Whilst at the hospital Katinka explains that the doctors did not realise it was the pill that was making her ill, even though she had tried to tell them that in her near-catatonic state. Instead she was prescribed more, powerful anti-depressants – and that began her year-long decline, where she was in and out of hospital. She experienced all the side effects of the drugs which included becoming suicidal, unable to finish a sentence, dribbling, unable to wash herself or dress herself.

“I had gone from being a keep-fit fanatic to a chain smoker, smoking 70 cigarettes a day. I was drinking to try and self-medicate against the effects of the drugs... I was a totally different person,” says Katinka, who has directed Banged up Abroad (now called Locked Up Abroad), Half Ton Man and Murder in the Family.

“By luck my private medical insurance ran out so I could no longer afford to be in a private hospital care, so I ended up in an NHS hospital – St Charles Hospital – where I was sectioned and they took me off all the drugs.

“I had agonising cold turkey... it was excruciating, but within three weeks I was completely better. A year of my life had been taken away and I just couldn’t understand what had happened.”

Whilst Katinka was still at St Charles Hospital recovering, she began putting her life back together, from getting herself a job to finding a place to live.

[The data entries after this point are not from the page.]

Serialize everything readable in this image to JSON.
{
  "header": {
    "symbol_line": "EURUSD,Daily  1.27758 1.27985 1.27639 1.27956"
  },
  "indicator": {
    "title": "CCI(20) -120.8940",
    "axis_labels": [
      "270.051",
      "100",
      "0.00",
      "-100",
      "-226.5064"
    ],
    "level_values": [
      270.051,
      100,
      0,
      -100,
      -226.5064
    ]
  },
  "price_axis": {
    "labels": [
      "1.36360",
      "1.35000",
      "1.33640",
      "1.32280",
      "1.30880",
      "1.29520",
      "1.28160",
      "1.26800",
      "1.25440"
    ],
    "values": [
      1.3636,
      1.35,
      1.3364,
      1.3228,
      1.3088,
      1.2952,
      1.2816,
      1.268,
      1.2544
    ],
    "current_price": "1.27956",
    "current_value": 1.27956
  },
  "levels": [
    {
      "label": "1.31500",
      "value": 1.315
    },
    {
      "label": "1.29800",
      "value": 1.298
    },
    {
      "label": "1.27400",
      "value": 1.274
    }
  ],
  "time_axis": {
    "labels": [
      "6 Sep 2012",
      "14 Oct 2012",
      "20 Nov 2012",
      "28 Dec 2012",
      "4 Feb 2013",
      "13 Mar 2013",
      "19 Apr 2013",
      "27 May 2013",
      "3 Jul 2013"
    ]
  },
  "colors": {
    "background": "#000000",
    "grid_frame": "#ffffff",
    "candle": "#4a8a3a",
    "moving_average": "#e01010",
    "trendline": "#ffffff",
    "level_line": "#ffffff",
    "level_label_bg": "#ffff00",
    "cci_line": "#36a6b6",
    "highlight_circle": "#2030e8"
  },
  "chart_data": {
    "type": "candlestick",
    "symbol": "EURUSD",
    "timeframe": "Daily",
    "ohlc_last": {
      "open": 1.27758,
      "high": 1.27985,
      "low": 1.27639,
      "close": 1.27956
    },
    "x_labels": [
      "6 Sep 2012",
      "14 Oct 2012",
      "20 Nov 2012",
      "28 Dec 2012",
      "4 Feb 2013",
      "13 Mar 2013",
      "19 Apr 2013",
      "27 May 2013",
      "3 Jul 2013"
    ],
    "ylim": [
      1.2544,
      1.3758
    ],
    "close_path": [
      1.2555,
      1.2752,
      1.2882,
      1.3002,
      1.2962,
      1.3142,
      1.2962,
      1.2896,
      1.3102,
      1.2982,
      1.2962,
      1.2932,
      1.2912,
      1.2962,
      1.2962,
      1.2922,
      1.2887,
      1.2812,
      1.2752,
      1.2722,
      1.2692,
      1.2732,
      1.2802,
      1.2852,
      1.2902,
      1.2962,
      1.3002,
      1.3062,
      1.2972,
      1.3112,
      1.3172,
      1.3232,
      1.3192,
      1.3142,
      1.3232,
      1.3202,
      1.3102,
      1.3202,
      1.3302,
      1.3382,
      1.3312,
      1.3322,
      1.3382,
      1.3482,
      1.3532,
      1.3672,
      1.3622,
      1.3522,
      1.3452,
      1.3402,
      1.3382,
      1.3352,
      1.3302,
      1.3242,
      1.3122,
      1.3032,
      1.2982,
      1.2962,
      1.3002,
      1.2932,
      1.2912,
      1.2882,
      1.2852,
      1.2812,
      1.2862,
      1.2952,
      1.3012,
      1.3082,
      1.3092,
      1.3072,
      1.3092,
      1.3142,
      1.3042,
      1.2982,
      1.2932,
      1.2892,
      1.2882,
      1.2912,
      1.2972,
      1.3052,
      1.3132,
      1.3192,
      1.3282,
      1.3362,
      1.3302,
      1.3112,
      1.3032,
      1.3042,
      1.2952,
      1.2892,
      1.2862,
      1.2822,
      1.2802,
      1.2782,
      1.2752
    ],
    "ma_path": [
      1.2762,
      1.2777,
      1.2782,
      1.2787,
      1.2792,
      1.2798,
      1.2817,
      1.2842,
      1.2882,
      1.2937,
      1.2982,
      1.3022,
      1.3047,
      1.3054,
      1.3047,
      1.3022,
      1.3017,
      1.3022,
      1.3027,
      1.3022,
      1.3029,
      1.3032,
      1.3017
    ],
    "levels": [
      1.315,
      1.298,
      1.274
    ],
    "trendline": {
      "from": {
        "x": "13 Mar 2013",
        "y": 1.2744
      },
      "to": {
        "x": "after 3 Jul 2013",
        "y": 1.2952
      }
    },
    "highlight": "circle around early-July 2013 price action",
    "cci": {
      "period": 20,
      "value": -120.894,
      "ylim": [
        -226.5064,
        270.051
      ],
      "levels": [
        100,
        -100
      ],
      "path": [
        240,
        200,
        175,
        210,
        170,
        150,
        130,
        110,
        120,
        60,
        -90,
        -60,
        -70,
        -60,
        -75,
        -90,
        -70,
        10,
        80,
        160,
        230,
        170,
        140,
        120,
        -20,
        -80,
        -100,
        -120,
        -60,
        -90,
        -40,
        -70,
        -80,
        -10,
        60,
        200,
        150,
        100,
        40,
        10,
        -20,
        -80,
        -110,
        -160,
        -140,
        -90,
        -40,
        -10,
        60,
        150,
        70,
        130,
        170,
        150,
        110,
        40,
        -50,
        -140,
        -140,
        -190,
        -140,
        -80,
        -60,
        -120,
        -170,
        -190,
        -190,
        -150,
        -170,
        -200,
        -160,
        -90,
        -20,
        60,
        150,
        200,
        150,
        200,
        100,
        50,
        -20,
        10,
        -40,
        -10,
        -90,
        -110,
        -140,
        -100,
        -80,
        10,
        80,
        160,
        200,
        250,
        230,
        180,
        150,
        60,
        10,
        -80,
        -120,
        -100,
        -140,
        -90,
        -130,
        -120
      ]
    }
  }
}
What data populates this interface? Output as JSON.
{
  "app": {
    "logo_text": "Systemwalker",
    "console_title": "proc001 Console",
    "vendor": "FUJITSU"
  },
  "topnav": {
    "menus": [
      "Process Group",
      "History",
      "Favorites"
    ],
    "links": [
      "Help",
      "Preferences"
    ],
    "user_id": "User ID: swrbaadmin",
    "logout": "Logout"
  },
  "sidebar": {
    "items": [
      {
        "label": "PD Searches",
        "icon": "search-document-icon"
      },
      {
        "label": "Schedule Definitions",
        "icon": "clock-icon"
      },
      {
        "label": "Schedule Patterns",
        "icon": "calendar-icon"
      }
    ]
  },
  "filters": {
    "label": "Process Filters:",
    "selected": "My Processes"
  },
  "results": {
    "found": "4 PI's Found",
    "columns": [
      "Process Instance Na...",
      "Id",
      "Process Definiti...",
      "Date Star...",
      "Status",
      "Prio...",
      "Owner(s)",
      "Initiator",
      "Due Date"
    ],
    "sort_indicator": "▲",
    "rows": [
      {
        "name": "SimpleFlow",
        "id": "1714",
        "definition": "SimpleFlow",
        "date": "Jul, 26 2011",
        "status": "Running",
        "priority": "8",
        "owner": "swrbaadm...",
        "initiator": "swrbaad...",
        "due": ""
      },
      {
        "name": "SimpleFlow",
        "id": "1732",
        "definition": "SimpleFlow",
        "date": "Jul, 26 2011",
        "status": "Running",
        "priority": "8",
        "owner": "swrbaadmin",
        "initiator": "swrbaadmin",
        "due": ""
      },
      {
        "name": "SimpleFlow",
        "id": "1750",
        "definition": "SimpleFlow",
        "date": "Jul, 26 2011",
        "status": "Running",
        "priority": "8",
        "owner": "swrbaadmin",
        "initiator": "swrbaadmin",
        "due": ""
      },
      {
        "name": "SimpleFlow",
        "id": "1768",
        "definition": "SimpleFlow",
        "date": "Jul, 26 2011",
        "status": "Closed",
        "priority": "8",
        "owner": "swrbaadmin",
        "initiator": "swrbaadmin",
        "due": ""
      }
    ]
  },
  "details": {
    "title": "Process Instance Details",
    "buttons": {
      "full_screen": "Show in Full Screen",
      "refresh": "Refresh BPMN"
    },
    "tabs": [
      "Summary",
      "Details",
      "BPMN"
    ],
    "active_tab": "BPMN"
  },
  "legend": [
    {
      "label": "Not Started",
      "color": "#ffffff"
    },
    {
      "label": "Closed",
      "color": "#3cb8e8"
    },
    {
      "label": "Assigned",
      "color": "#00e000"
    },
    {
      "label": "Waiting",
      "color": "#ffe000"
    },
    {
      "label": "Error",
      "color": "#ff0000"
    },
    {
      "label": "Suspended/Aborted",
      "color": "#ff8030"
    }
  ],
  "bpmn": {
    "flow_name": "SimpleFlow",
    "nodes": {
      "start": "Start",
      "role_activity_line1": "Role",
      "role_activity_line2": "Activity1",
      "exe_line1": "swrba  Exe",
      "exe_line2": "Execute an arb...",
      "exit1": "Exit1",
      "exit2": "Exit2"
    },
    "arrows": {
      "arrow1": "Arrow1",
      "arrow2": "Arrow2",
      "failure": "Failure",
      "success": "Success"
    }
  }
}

“I had my life back, I had my mind back and body back. I put on two stone with those drugs and within a couple of months I lost all that weight,” she adds. “I started training for a half-marathon which I completed a few months later and I was reunited with my children, who I had been estranged from.”

She also contacted the one of the world’s leading experts on the topic, Professor David Healy from the University of Wales, asking if it is possible that the drugs could have made her so ill, and he said yes.

Part of the reason why diagnosis of adverse reactions to anti-depressants is missed, Katinka explains, is because “the side effects mimic the disease it is meant to be treating”, so it looks like severe depression which is getting worse.

Only about one per cent of the population have adverse side affects to the drugs, but with a population of just over 50 million in England, that one per cent is still a lot of people, Katinka points out and this is why Katinka has written the book.

“At the beginning, when I first got better, everyone told me not to talk about it or tell anyone as it was too embarrassing – especially the things I did in my deluded state. But I did start talking about it and I realised astonishingly that more and more people had similar experiences and it made me think that this cannot be as rare as people said.

“Just in my immediate circle there was one friend whose daughter had hung herself shortly after taking an antidepressant. Since I have gone public I have been contacted by people from all over the world including those in prison who committed crimes after taking antidepressants. I have even been an expert witness in court cases.

“I have met a lot of people who have had similar experiences to me… many of whom have had it far worse too. There’s one person who I am quite close to now who killed his son after taking antidepressants. His story is a reminder of how lucky I was as I could easily have killed my children in that state.”

As well as the book, Katinka, has also set up a website (thepillthatsteals.com) to campaign and publicise the dangers of these drugs.

She says: “I want to warn people that there is a significant number of people who have severe adverse side effects to these drugs that make them homicidal, suicidal and violent. And when people have a bad reaction to these drugs, they are not only at risk to themselves, they are also at risk to other people so It is essential that everybody understands the side effects.”